SOURCE RECORDS: Begin

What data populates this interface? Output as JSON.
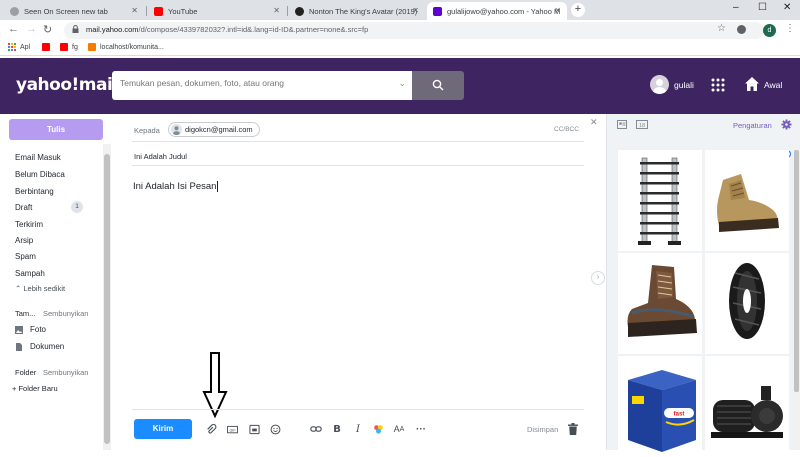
{
  "browser": {
    "tabs": [
      {
        "title": "Seen On Screen new tab",
        "active": false
      },
      {
        "title": "YouTube",
        "active": false
      },
      {
        "title": "Nonton The King's Avatar (2019)",
        "active": false
      },
      {
        "title": "gulalijowo@yahoo.com - Yahoo M",
        "active": true
      }
    ],
    "url_host": "mail.yahoo.com",
    "url_path": "/d/compose/4339782032?.intl=id&.lang=id-ID&.partner=none&.src=fp",
    "profile_initial": "d",
    "bookmarks": [
      "Apl",
      "",
      "fg",
      "localhost/komunita..."
    ]
  },
  "header": {
    "logo": "yahoo!mail",
    "search_placeholder": "Temukan pesan, dokumen, foto, atau orang",
    "username": "gulali",
    "home_label": "Awal"
  },
  "sidebar": {
    "compose_label": "Tulis",
    "folders": [
      {
        "label": "Email Masuk"
      },
      {
        "label": "Belum Dibaca"
      },
      {
        "label": "Berbintang"
      },
      {
        "label": "Draft",
        "count": "1"
      },
      {
        "label": "Terkirim"
      },
      {
        "label": "Arsip"
      },
      {
        "label": "Spam"
      },
      {
        "label": "Sampah"
      }
    ],
    "less_label": "Lebih sedikit",
    "views_head": "Tam...",
    "views_hide": "Sembunyikan",
    "views": [
      {
        "label": "Foto"
      },
      {
        "label": "Dokumen"
      }
    ],
    "folder_head": "Folder",
    "folder_hide": "Sembunyikan",
    "new_folder": "Folder Baru"
  },
  "compose": {
    "to_label": "Kepada",
    "recipient": "digokcn@gmail.com",
    "cc_label": "CC/BCC",
    "subject": "Ini Adalah Judul",
    "body": "Ini Adalah Isi Pesan",
    "send_label": "Kirim",
    "saved_label": "Disimpan"
  },
  "right_panel": {
    "settings_label": "Pengaturan",
    "ads": [
      "ladder",
      "work-boot-tan",
      "hiking-boot-brown",
      "motorcycle-tire",
      "paper-ream-box",
      "water-pump"
    ]
  },
  "colors": {
    "yahoo_purple": "#3e2460",
    "compose_button": "#b59cf0",
    "send_button": "#1a8cff",
    "settings_text": "#7759c2"
  }
}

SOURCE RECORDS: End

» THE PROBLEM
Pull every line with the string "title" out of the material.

» RESULT FOR THIS TASK
        "title": "Seen On Screen new tab",
        "title": "YouTube",
        "title": "Nonton The King's Avatar (2019)",
        "title": "gulalijowo@yahoo.com - Yahoo M",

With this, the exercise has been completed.